Data excerpts
###

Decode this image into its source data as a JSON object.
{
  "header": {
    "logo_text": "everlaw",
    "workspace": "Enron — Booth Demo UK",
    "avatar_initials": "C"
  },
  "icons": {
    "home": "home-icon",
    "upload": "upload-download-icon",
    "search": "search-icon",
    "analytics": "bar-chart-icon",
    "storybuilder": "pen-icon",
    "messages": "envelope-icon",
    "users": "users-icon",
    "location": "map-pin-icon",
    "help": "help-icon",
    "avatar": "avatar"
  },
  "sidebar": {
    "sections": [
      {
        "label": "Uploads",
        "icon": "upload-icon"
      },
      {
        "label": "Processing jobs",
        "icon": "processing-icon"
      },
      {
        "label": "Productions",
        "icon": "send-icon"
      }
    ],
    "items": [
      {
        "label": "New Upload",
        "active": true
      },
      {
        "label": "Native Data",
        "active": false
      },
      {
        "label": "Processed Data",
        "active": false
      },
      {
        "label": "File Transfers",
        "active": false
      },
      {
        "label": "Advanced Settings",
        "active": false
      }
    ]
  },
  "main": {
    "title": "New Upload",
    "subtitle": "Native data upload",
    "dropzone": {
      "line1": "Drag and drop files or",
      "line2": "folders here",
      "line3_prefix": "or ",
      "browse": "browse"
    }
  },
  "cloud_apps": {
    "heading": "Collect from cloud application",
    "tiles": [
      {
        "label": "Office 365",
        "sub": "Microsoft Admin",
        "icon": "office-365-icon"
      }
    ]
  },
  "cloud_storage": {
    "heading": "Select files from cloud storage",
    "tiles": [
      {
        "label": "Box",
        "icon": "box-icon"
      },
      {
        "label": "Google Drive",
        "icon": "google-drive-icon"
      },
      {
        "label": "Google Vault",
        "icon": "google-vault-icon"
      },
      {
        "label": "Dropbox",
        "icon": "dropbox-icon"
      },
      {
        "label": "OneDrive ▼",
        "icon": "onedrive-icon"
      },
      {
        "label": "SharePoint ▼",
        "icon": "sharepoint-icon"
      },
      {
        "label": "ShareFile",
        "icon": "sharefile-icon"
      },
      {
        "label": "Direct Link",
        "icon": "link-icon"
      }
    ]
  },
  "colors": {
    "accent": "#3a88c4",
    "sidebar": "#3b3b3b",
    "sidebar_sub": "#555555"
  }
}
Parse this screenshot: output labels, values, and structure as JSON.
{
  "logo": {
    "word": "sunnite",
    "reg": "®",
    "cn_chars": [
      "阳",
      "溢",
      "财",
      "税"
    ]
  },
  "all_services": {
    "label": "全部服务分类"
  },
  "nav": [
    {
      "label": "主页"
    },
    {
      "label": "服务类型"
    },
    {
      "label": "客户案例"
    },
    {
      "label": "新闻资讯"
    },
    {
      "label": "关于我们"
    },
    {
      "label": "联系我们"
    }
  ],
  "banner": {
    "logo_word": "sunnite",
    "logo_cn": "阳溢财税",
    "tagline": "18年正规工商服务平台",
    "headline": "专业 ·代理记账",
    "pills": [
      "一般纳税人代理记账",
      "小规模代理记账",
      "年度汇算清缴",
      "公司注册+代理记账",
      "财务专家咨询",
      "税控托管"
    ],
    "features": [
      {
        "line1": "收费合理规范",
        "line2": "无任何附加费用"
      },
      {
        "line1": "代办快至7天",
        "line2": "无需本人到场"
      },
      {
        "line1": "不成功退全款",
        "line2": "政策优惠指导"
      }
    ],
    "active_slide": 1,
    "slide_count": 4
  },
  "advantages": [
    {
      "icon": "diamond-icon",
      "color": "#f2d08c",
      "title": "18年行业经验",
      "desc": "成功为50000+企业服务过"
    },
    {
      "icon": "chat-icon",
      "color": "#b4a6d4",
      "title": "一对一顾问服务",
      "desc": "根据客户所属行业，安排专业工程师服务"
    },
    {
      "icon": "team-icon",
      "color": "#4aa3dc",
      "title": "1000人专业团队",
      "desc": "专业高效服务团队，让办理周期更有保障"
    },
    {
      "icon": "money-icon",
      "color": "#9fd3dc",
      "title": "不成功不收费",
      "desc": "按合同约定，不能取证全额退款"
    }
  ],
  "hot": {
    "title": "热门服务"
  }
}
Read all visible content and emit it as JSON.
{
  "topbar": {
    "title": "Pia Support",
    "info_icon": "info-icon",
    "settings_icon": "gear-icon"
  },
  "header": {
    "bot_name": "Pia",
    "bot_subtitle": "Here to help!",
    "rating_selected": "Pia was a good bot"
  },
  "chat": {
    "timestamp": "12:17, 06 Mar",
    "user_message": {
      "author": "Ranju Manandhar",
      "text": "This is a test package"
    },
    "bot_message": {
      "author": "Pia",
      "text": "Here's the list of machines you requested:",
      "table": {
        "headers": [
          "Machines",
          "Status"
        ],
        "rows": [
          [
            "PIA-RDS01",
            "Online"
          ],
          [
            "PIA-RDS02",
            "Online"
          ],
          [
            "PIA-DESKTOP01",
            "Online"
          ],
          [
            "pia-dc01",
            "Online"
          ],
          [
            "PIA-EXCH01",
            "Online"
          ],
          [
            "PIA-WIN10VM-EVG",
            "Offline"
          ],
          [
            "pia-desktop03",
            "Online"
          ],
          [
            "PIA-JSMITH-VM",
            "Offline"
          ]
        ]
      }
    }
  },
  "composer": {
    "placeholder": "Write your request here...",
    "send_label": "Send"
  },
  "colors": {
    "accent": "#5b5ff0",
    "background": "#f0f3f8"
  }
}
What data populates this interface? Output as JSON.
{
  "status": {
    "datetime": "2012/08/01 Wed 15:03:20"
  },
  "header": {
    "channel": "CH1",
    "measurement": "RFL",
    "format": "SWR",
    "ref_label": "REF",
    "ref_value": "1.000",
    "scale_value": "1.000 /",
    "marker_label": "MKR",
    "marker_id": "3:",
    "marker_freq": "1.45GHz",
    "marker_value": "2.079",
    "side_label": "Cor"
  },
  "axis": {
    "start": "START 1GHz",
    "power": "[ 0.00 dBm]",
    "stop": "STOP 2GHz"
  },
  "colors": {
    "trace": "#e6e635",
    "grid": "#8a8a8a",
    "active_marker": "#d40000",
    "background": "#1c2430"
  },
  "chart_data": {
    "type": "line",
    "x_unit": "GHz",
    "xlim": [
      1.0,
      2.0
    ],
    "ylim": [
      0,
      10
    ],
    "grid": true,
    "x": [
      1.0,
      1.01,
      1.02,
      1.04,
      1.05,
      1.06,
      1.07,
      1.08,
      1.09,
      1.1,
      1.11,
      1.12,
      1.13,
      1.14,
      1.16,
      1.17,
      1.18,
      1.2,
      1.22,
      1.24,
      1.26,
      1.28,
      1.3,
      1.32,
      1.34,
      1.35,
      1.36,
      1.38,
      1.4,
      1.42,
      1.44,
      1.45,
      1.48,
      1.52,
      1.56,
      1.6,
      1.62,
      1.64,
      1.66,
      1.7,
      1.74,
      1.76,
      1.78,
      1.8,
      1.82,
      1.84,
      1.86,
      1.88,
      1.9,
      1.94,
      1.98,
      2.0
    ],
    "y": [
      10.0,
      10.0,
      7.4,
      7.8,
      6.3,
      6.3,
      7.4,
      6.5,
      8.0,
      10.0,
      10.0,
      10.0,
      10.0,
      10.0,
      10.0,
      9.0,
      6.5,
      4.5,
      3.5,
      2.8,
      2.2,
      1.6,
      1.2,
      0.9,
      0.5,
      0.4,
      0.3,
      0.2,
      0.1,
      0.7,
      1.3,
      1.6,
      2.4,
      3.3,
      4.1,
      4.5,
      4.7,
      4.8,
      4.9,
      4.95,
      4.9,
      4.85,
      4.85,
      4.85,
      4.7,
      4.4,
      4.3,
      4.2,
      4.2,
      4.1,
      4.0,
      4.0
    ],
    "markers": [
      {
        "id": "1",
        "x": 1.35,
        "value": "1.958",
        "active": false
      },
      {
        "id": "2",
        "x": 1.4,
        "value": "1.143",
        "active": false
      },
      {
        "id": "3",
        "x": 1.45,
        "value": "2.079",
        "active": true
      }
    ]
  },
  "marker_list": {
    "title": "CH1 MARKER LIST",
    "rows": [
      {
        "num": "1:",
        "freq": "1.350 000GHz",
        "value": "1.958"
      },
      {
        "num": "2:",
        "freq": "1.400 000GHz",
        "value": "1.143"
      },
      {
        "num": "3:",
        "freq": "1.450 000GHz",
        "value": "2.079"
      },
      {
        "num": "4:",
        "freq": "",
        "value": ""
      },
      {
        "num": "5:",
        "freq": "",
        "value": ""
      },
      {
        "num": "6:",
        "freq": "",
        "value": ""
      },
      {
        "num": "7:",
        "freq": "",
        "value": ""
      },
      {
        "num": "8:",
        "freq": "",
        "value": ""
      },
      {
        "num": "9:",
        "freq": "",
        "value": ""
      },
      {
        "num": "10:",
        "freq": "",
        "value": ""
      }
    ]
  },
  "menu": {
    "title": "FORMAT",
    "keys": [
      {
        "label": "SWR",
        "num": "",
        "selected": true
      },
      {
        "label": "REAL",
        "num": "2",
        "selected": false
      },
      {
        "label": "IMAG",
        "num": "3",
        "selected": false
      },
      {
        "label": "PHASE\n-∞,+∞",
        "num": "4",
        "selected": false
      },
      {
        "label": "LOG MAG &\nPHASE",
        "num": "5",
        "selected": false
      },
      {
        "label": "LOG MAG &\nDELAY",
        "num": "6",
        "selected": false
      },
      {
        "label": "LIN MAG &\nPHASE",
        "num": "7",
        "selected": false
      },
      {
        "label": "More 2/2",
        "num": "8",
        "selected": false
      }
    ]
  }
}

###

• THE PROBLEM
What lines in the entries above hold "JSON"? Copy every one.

• TASK OUTPUT
Decode this image into its source data as a JSON object.
Parse this screenshot: output labels, values, and structure as JSON.
Read all visible content and emit it as JSON.
What data populates this interface? Output as JSON.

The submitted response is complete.